Now, all you have to do is swap imageres.dll,-1001 for the directory or file where your icon is located, as well as its place within the file. For instance, the icon in the example below is located at imageres.dll,124 which seems to fit well for a Work-oriented Library.

Naturally, you won't know this information offhand, but the free application IconViewer will let you browse the contents of a DLL file and it will even give you an icon's location number. Once you've found your desired icon, save the changes in Notepad and your new icon will appear.

Method #2 - The easy way

This method automates the above process with a simple GUI and even includes an icon viewer. All you have to do is download and run this utility, type in one of the DLL files mentioned below (or stick with the default imageres.dll), choose an icon, select the library you'd like to apply it to and click Select icon from dll.

It's worth mentioning that some icons look pretty terrible in the utility's icon browser, but they're actually attractive, high-res images. If you think something might fit your Library well, give it a chance before you dismiss it for being ugly, after all you can roll back any changes with the click of a button (Restore default icon).

Where to find icons within Windows?

For your reference, here are some additional DLLs with icons: ddores.dll (mostly hardware-related), shell32.dll (hundreds of assorted icons), wmp.dll (a few media-related icons), moricons.dll (various low-res, old school Windows icons).

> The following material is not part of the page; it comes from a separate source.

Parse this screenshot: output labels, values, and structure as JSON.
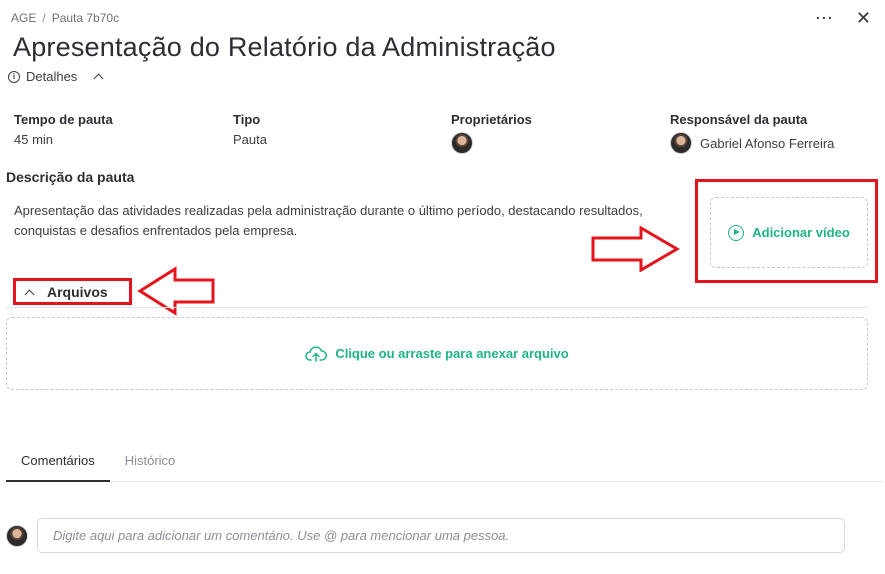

Want more icons? Check these out: compstui.dll, mmcndmgr.dll, netshell.dll, pnidui.dll, wmploc.DLL, iconarchive.com, interfacelift.com, and as always, feel free to share your resources in the comments.